Prime Minister Ehud Olmert's advisers are divided over whom he should name finance minister, Kadima officials said Thursday.
Olmert has been under pressure from business leaders to name a finance minister as soon as possible to replace MK Avraham Hirchson, who resigned on April 22 to fight embezzlement allegations against him. Olmert intends to decide whom to appoint by Wednesday and bring the appointment for cabinet and Knesset approval the following Sunday and Monday.
Analysis: Olmert will likely pick a loyalist
Cabinet secretary Yisrael Maimon is said to be in favor of promoting Interior Minister Roni Bar-On. But Yoram Turbowitz, Olmert's chief-of-staff, apparently opposes the appointment and prefers bringing in a professional finance minister who is not a politician, such as Bank of Israel Governor Stanley Fischer.
Other officials close to Olmert believe he should appoint MK Haim Ramon, fulfilling a promise he made to Ramon that he would return to a higher cabinet position than the Justice Ministry, which he was forced to leave due to the sexual harassment charges for which he was later convicted.
The proponents of Bar-On have told Olmert that appointing Ramon would be too much of a risk, because women's groups have announced they would appeal to the High Court of Justice to prevent Ramon's return to the cabinet. They said losing such a lawsuit would squander the momentum Olmert gained from his success in electing Shimon Peres as president.
Channel 2's Amnon Abramovich reported Thursday that Olmert was told by Attorney-General Menahem Mazuz's office that a Ramon appointment would be hard to justify to the High Court. The report said Ramon turned down an offer from Olmert to be a minister-without-portfolio in charge of negotiations with the Palestinians, because he was concerned that Defense Minister Ehud Barak would block his access.
Bar-On's supporters told the prime minister that he had proven himself to be Olmert's closest confidant in the cabinet and to be willing to fight on his behalf. They said having a strong finance minister whose hands were not tied by potential lawsuits was especially important now due to the likelihood that the 2008 state budget would be the last one the government would be able to pass before the next election.
Construction and Housing Minister Meir Sheetrit, who is considered the least likely candidate to receive the post, is also the most popular in the general public, according to a Ma'agar Muhot poll broadcast Thursday on Israel Radio.
The poll found that 20 percent of Israelis preferred Sheetrit, 17% wanted Ramon to receive the post and 6% backed Bar-On. The rest - some 57% - had no preference or answered none of the above.
A Gal Hadash poll broadcast on Channel 10 found that 14% of Israelis approved of Olmert's performance as prime minister while 70% disapproved.
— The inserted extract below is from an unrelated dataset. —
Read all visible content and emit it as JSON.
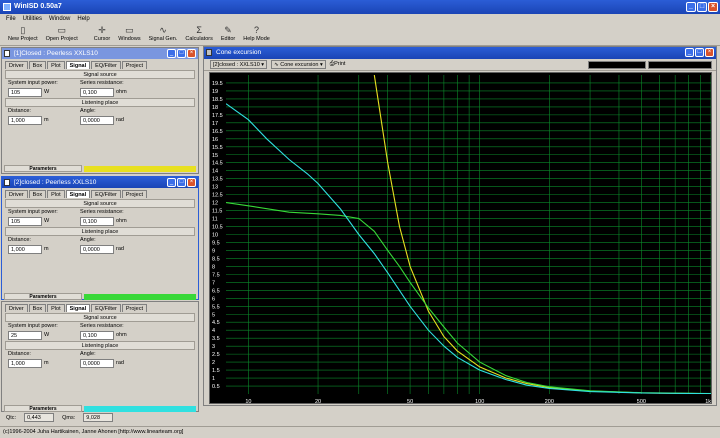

Barak's appointment as defense minister was supported 53%-34%.
Barak's associates have advised him to spar publicly with Olmert as often as possible to separate himself from the prime minister and prevent Olmert's unpopularity from sticking to him. Barak and Olmert already began sparring this week over whether the coalition agreements should be reopened to give Labor an additional portfolio that Barak could use to placate his rivals, MKs Amir Peretz and Ami Ayalon.
Olmert told Shas chairman Eli Yishai in a meeting in Tel Aviv on Thursday that no changes would be made in the coalition without Shas's approval.
Olmert also held a three-way meeting Thursday with Barak and Foreign Minister Tzipi Livni. His associates said only diplomatic and security issues were discussed at the meeting.
Barak met with Labor ministers earlier Thursday. Labor faction chair Yoram Marciano, a Peretz loyalist, expressed outrage that Barak did not invite him to the meeting. Marciano said he had always been invited to ministerial meetings until Barak took over the Labor leadership.
He accused Barak of trying to assassinate him politically.
Marciano was also upset that Barak invited Peretz's nemesis, Histradrut chairman Ofer Eini.
Sources close to Barak responded that Marciano had never attended Labor's ministerial meetings before because they were held on early Sunday mornings in Jerusalem ahead of the weekly cabinet meeting.